This issue of Psychiatric Annals guest-edited by Gregory A. Bayer, PhD, Rhonda Robinson Beale, MD, and George I. Viamontes, MD, PhD, focuses on brain-body interactions and provides clinicians with a great challenge. Thinking about complex interacting stress response systems in play in our patients makes it more difficult to be simplistic about the clinical presentations we encounter. We need to avoid separating mental and physical manifestations as we assess and treat our patients. Instead, we need to think about the stress response systems that are malfunctioning in our patients, their level, and how we can intervene to normalize them.
Clinicians are naturally programmed to think in terms of interventions. A successful intervention disrupts a pathological process to the extent of reducing symptoms, which are causing distress and disability in our patients.
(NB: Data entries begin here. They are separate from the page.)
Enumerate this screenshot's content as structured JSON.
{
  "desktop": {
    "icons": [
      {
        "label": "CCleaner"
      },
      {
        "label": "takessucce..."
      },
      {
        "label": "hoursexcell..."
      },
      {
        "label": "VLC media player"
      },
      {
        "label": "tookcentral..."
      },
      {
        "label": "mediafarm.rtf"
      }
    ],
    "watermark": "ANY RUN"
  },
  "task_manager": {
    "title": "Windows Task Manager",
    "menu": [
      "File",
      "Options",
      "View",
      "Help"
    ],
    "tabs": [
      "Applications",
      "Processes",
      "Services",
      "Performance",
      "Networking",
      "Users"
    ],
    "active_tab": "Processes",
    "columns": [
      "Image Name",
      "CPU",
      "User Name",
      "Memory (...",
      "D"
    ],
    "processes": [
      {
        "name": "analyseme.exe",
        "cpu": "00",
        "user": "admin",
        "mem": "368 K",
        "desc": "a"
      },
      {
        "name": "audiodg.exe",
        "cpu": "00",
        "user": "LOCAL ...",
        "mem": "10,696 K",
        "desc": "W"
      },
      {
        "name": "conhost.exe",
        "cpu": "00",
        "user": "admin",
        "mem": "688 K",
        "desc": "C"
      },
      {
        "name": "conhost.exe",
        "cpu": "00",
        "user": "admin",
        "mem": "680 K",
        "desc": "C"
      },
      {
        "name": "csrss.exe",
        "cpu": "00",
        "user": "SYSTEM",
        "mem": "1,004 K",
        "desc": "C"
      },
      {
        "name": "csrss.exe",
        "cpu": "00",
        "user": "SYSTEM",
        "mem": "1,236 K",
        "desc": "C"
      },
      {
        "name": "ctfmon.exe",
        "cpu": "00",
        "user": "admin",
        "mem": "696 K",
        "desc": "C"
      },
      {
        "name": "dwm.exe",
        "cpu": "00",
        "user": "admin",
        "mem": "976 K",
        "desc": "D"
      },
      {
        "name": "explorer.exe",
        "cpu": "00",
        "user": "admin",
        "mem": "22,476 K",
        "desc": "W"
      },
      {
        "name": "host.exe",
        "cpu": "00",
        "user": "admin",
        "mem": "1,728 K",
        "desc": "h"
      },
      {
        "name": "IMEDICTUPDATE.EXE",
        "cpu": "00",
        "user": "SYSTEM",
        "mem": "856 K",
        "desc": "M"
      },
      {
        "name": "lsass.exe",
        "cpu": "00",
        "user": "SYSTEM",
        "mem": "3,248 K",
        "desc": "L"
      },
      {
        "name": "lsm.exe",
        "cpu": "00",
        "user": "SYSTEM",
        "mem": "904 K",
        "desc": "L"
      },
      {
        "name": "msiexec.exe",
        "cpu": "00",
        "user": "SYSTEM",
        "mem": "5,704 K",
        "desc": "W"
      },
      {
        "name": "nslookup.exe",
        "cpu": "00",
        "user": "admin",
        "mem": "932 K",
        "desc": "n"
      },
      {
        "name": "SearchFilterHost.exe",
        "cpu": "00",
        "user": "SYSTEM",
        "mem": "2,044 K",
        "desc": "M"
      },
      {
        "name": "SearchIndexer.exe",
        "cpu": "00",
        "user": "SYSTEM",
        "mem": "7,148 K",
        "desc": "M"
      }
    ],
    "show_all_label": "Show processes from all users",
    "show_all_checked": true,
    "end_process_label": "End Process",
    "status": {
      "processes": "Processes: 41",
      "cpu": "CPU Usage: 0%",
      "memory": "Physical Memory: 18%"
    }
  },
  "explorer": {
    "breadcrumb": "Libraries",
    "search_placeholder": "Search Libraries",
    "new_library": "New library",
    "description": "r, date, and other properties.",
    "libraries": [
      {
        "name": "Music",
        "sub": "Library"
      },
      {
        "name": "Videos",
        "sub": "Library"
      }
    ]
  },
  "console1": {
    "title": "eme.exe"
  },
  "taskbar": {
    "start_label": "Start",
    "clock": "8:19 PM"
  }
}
If a clinician confronts a patient with major depression, severe anxious ruinations, severe fatigue, severe anhedonia, insomnia with nightmares, and muscle pain with a past history of childhood sexual and emotional abuse, perhaps we have to think beyond prescribing our favorite selective serotonin reuptake inhibitor (SSRI). We need to think of the many stress-activated processes involved and how we might intervene to fully address the patient’s symptoms.
In psychiatry, we have several different classes of treatment modalities: chemical, electrical, and learning (psychotherapy and behavioral inputs). We have different medications to try to intervene in various pathological process. It seems that different types of learning (different psychotherapies) may have both general and, possibly, specific effects. Great progress is being made in electrical therapies, but their application is currently limited to more severe or treatment resistant conditions.
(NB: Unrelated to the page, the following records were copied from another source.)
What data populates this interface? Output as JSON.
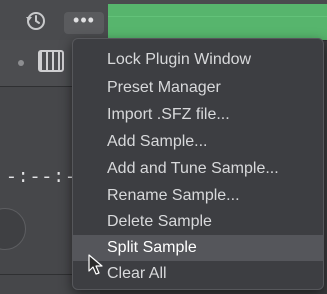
{
  "toolbar": {
    "history_icon": "history-icon",
    "more_label": "•••"
  },
  "left_panel": {
    "time_readout": "-:--:--",
    "piano_icon": "piano-keys-icon"
  },
  "context_menu": {
    "items": [
      {
        "label": "Lock Plugin Window"
      },
      {
        "label": "Preset Manager"
      },
      {
        "label": "Import .SFZ file..."
      },
      {
        "label": "Add Sample..."
      },
      {
        "label": "Add and Tune Sample..."
      },
      {
        "label": "Rename Sample..."
      },
      {
        "label": "Delete Sample"
      },
      {
        "label": "Split Sample",
        "highlighted": true
      },
      {
        "label": "Clear All"
      }
    ]
  },
  "colors": {
    "accent_green": "#57b56d",
    "menu_bg": "#3d3e42",
    "highlight": "#55565b"
  }
}
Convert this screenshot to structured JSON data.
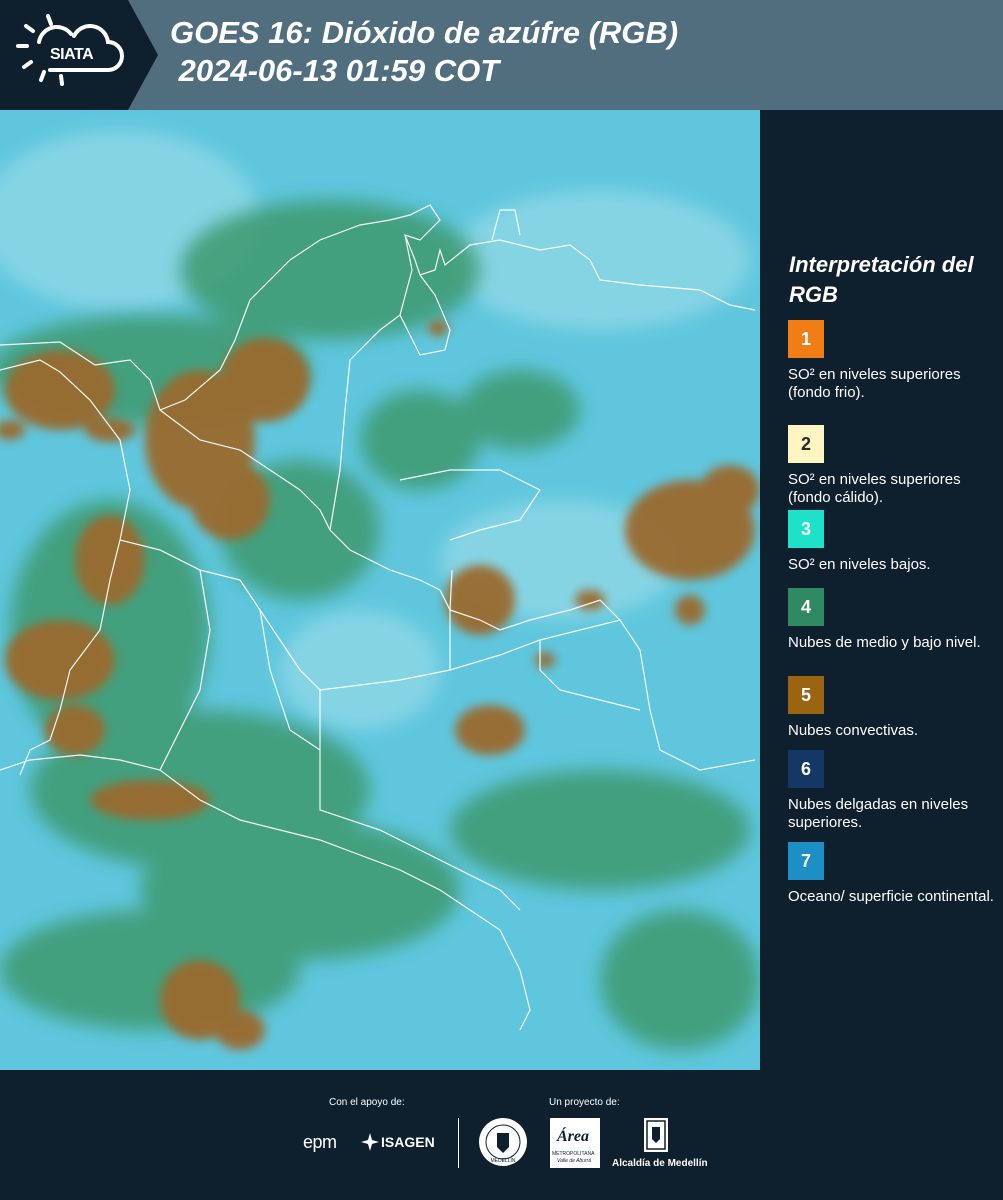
{
  "header": {
    "logo_text": "SIATA",
    "title_line1": "GOES 16: Dióxido de azúfre (RGB)",
    "title_line2": " 2024-06-13 01:59 COT"
  },
  "legend": {
    "title": "Interpretación del RGB",
    "items": [
      {
        "number": "1",
        "color": "#f07d16",
        "label": "SO² en niveles superiores (fondo frio)."
      },
      {
        "number": "2",
        "color": "#fdf6c3",
        "label": "SO² en niveles superiores (fondo cálido)."
      },
      {
        "number": "3",
        "color": "#1de1c9",
        "label": "SO² en niveles bajos."
      },
      {
        "number": "4",
        "color": "#2f8a63",
        "label": "Nubes de medio y bajo nivel."
      },
      {
        "number": "5",
        "color": "#9a6410",
        "label": "Nubes convectivas."
      },
      {
        "number": "6",
        "color": "#133866",
        "label": "Nubes delgadas en niveles superiores."
      },
      {
        "number": "7",
        "color": "#1b8fc6",
        "label": "Oceano/ superficie continental."
      }
    ]
  },
  "footer": {
    "support_label": "Con el apoyo de:",
    "project_label": "Un proyecto de:",
    "epm": "epm",
    "isagen": "ISAGEN",
    "area_brand": "Área",
    "area_sub": "METROPOLITANA",
    "area_sub2": "Valle de Aburrá",
    "alcaldia": "Alcaldía de Medellín",
    "seal_text": "MEDELLÍN"
  },
  "map": {
    "ocean_color": "#5fc6dd",
    "convective_color": "#9a6b2e",
    "low_cloud_color": "#2f8a63"
  }
}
Psychopharmacotherapy and psychotherapies are helpful in the treatment of depression and posttraumatic stress disorder (PTSD), but the types of these therapies that are helpful may differ. It seems that the type of symptom presented may be helped or targeted by specific inputs (eg, the use of prazosin, an alpha blocker for PTSD-related anxiety). It appears that a patient’s profile of symptoms may call for an individualized palette of treatments required to intervene in different mechanisms underlying these clinical manifestations. It seems we are moving toward treating specific symptom combinations that are not always captured by a given diagnosis.
We learn from this series of articles that we may also be able to intervene in the development of life-diminishing and life-threatening medical disorders. This broadens the way we think of the disorders we treat, as well as expanding our opportunities to intervene to benefit our patients. It is an exciting time to be practicing psychiatry.